Legislation that was hurriedly revised by Republicans in the North Carolina legislature would make extensive changes to the state’s voting laws that could marginalize certain groups, voting advocates say.

House Bill 589, which initially would have required voters to present photo identification before casting a ballot, sat stagnant for three months after the House approved it. Then, in a sudden flurry of activity over the last few days, Senate Republicans piled on several substantive alterations to voter registration, early voting and campaign financing among other modifications, before the Senate Rules Committee passed the bill on a hasty voice vote July 23, according to the Associated Press.

Activists say the contents of the legislation and the fact that Republicans introduced and pushed the changes through in the last week of the session raises troubling questions.

“We are deeply troubled that the Senate would introduce such sweeping changes to our state’s election laws in the final hours of this year’s legislative session with limited public input and without thorough examination,” said Brent Laurenz, executive director of the nonpartisan N.C. Center for Voter Education, in a statement. “Rushing this serious legislation is unworthy of the legislature’s solemn duty to serve the people of North Carolina.”
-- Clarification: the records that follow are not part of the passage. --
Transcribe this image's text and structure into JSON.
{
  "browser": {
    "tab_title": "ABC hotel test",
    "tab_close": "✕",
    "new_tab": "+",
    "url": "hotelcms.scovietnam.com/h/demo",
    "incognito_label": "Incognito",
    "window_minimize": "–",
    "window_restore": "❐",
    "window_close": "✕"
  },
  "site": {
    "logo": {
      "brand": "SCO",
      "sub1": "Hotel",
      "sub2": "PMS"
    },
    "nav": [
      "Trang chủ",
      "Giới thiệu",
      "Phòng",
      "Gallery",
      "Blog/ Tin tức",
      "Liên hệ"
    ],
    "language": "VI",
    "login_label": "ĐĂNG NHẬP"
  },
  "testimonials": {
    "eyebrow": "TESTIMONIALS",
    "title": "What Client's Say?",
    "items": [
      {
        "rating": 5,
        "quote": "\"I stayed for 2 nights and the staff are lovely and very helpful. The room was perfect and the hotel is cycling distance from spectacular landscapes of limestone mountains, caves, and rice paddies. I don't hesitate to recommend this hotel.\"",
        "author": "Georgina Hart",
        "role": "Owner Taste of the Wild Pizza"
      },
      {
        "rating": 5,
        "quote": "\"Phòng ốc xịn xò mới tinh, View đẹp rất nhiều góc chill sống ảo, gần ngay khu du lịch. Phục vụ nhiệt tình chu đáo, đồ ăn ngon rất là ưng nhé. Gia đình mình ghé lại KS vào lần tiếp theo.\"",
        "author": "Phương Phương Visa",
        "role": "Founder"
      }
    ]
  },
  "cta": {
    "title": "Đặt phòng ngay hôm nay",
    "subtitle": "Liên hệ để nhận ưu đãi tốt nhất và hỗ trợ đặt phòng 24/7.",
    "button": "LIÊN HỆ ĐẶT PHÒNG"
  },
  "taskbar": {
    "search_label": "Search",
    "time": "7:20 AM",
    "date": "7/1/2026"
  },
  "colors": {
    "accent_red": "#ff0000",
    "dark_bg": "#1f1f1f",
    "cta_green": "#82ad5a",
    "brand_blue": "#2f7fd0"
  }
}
The new omnibus bill adds a slew of additional provisions. It shortens early voting by a week, eliminates same-day registration, increases restrictions on provisional voting, ends pre-registration for high school students before their 18th birthday and prohibits counties from extending early voting hours on the Saturday before Election Day to accommodate emergencies, such as long lines.

The measure also increases maximum individual campaign contributions from $4,000 to $5,000, it repeals publicly funded elections for judicial races, and weakens disclosure requirements showing who pays for political ads.

As per the bill’s original intent, voters would have to present a government-issued photo ID at the polls and student IDs issued by the state’s public universities and community colleges would not be accepted. It also would allow any registered voter of a county to challenge the eligibility of another voter, it eliminates straight-ticket voting and outlaws paid voter registration drives.

Supporters of the legislation say it is necessary to combat voter fraud, which they say is widespread and usually undetected.

“People need to have confidence in the fact that everyone only votes once, and that their vote matters, and establish integrity in the electoral process,” state Sen. Bob Rucho (R-Mecklenburg), who guided the bill through committee, told the AP. “I would hope we can pass this bill and re-establish a level of integrity and confidence in the electoral system.”

But Democrats and nonpartisan voting activists say GOP claims of voter fraud are often exaggerated and have little basis in fact. Instead, they claim, the measures are often aimed at suppressing the votes of African Americans, Hispanics, the young, the elderly and the disabled.

“You’re going to have a situation with this bill where you’ve got people who voted all their lives that are going to show up at the polling place and not going to have what they need to vote,” said state Sen. Martin Nesbitt (D-Buncombe), the Senate minority leader, as quoted by the AP. “That is outrageous.”

North Carolina’s House Bill 589, which is expected to be passed by the majority-Republican Senate, is the latest in a series of Republican-led efforts to suppress voter turnout, activists say. And such efforts are likely to balloon in number in the wake of the Supreme Court’s decision last month that stymies enforcement provisions of the Voting Rights Act that were meant to protect against racial discrimination in the election process.

“This is the single worst bill we have seen introduced since voter suppression bills began sweeping the country two years ago,” said Barbara Arnwine, executive director of the Lawyers’ Committee for Civil Rights Under Law, in a statement. The measure “would make a mockery out of the democratic process in the state if enacted into law.”


Zenitha Prince

Special to the AFRO